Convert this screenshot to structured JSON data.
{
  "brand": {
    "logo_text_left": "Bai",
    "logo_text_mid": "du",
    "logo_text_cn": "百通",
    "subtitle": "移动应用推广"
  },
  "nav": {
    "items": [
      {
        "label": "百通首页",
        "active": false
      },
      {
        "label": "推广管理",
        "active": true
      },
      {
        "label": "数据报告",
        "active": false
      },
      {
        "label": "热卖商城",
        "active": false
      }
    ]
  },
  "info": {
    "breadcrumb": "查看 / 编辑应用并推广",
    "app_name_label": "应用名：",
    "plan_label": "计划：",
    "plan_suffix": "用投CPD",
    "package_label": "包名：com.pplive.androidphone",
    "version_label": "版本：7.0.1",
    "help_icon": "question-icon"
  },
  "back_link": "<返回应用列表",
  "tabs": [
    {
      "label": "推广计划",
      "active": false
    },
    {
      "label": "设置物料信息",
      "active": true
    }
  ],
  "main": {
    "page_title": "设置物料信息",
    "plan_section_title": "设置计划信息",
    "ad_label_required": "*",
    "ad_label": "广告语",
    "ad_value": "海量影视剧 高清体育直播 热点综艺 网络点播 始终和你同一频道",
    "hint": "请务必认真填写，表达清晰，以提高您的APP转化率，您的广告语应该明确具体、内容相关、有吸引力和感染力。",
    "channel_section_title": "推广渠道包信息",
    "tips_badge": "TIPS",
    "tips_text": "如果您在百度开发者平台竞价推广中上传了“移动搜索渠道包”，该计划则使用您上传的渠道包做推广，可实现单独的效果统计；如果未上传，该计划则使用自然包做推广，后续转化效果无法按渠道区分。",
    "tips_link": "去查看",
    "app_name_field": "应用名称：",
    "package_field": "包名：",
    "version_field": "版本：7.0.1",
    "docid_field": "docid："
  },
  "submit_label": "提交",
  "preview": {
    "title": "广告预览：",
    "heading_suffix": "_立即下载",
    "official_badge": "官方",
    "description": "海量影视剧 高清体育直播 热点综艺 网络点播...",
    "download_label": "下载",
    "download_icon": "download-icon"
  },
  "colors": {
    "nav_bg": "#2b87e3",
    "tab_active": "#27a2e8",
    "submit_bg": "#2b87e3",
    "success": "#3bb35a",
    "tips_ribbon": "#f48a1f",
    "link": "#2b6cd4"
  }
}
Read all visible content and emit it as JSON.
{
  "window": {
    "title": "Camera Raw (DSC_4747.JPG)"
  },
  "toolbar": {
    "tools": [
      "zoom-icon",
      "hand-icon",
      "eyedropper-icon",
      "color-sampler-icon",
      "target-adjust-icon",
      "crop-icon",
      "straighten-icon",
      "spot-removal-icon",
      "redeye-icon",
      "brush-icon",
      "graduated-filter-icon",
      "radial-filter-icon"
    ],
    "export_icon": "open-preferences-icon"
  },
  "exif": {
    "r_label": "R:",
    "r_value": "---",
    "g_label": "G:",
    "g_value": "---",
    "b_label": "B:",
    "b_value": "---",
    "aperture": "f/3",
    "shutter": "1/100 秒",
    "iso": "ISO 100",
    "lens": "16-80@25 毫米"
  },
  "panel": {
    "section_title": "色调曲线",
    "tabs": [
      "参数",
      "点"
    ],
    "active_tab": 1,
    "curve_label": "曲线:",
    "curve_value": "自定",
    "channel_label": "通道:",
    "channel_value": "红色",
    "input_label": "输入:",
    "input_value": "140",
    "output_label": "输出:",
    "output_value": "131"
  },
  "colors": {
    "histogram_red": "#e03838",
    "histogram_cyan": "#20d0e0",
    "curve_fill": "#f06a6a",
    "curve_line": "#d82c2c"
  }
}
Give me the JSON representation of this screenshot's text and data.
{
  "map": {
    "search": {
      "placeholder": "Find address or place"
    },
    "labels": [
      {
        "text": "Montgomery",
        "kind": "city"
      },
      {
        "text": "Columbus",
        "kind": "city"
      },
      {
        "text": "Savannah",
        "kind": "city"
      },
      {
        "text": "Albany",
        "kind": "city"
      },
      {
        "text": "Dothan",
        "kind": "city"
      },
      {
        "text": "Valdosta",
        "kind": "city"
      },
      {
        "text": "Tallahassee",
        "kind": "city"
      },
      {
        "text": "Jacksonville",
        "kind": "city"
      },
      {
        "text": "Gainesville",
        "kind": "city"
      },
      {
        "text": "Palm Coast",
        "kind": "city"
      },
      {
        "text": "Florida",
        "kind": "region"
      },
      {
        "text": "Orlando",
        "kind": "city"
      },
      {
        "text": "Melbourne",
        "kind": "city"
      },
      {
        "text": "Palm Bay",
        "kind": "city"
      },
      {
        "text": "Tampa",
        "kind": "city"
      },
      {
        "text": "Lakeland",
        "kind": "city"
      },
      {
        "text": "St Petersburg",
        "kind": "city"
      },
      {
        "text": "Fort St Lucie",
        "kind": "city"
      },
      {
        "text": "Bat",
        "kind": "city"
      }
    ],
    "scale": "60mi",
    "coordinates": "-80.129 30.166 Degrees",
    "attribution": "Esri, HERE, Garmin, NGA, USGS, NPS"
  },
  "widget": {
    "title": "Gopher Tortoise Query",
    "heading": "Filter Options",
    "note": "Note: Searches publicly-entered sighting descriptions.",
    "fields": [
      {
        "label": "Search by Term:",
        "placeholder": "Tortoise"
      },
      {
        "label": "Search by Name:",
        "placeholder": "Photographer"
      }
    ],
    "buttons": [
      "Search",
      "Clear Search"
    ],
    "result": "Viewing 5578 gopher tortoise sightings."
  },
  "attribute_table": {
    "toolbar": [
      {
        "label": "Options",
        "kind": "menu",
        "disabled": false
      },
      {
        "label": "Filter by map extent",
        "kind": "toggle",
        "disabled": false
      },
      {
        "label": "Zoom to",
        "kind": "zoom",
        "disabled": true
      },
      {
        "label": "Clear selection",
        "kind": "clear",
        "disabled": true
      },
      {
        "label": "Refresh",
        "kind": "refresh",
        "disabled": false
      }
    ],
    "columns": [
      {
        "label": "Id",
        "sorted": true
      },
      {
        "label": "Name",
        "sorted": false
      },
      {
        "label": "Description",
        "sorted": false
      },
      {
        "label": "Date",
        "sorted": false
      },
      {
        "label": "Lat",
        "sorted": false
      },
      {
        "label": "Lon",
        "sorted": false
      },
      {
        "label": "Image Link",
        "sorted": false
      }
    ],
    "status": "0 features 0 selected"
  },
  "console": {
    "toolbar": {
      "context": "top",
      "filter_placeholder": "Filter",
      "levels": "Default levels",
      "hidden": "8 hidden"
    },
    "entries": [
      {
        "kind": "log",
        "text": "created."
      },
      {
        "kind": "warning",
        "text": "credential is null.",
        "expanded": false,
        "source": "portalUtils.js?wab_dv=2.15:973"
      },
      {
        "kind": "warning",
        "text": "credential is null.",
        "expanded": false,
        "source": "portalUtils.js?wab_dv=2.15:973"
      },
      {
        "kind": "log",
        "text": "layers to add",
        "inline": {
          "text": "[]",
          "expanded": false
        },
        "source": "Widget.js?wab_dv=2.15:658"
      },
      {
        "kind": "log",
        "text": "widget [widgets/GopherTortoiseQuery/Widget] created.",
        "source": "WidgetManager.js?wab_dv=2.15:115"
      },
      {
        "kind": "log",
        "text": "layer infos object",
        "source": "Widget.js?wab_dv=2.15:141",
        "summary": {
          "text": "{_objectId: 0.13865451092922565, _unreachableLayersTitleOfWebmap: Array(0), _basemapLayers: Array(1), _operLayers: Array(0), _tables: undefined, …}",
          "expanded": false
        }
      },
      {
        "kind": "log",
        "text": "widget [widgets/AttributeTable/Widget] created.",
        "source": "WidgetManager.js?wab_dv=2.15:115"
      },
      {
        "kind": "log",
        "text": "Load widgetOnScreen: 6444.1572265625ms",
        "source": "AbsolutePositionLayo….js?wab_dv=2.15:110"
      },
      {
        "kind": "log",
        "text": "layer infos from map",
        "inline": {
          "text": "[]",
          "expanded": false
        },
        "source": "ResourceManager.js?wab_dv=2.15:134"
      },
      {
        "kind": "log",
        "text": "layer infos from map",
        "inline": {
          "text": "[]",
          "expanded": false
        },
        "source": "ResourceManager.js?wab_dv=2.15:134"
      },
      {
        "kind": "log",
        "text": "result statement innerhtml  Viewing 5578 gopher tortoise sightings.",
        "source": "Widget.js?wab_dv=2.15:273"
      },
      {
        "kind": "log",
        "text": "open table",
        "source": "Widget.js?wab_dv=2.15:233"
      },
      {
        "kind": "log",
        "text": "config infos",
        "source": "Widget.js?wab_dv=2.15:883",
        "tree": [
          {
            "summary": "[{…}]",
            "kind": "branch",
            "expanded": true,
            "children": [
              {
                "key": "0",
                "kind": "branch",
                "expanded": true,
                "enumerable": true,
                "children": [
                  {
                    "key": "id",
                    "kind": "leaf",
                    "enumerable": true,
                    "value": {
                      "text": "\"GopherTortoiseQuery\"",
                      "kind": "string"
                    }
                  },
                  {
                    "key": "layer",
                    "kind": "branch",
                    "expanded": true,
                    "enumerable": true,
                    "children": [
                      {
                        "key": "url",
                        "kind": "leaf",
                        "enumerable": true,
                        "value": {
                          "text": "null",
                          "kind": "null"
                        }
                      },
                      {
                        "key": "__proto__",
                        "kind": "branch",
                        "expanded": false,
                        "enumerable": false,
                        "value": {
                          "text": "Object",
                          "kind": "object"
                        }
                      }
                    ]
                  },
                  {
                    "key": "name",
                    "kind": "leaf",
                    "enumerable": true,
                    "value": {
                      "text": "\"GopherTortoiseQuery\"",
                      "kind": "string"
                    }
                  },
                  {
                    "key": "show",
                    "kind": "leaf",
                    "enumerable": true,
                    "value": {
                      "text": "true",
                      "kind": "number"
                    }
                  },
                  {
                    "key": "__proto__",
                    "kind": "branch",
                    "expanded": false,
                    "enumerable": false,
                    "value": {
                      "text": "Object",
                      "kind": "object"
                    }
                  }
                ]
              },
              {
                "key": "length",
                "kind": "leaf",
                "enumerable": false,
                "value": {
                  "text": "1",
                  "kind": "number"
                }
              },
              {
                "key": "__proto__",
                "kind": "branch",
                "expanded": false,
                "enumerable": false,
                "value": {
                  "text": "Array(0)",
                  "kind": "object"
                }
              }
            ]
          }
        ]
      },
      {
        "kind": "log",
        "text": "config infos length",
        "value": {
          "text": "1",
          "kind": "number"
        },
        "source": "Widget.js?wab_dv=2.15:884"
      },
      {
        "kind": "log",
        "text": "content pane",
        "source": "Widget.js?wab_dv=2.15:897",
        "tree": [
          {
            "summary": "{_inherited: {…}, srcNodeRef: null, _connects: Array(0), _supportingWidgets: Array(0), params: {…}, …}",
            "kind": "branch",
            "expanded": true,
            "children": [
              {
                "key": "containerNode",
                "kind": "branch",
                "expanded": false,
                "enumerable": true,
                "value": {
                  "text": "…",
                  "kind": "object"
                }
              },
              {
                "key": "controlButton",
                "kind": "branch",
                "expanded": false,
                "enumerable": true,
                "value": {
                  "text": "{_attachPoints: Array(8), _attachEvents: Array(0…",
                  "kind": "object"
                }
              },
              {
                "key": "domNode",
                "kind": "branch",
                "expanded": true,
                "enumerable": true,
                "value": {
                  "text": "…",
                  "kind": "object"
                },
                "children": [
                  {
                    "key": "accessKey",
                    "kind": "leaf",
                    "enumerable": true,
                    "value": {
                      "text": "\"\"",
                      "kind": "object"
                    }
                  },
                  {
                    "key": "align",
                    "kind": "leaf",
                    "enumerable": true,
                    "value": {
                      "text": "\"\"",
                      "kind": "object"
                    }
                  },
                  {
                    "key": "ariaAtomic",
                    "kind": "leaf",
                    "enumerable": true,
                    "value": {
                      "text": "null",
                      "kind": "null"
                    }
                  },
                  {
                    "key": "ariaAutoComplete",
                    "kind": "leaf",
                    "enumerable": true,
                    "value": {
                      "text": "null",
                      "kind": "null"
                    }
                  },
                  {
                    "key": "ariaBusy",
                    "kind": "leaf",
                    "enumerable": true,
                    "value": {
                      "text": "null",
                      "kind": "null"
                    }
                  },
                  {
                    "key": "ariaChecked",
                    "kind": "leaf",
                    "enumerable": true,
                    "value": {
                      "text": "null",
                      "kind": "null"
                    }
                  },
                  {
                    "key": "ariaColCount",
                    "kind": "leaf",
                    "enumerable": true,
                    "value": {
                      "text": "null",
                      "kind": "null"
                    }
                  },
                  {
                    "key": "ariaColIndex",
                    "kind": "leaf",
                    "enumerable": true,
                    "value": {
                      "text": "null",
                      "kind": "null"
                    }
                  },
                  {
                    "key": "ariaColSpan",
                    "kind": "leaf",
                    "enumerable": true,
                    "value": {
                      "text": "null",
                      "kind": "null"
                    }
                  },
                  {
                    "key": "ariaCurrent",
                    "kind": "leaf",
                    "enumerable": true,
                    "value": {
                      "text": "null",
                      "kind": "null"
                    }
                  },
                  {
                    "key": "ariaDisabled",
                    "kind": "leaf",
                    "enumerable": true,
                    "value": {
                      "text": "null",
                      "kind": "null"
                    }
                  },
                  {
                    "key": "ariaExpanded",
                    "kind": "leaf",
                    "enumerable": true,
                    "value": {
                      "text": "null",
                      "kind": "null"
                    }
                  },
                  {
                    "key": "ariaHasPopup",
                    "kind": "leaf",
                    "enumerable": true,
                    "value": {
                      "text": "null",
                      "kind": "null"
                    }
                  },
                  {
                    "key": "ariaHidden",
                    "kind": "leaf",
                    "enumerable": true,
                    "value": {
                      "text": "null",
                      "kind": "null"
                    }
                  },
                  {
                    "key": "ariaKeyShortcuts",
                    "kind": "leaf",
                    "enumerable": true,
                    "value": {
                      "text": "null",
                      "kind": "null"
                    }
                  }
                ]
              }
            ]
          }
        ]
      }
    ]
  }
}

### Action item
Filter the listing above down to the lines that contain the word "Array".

### Written answer
          "text": "{_objectId: 0.13865451092922565, _unreachableLayersTitleOfWebmap: Array(0), _basemapLayers: Array(1), _operLayers: Array(0), _tables: undefined, …}",
                  "text": "Array(0)",
            "summary": "{_inherited: {…}, srcNodeRef: null, _connects: Array(0), _supportingWidgets: Array(0), params: {…}, …}",
                  "text": "{_attachPoints: Array(8), _attachEvents: Array(0…",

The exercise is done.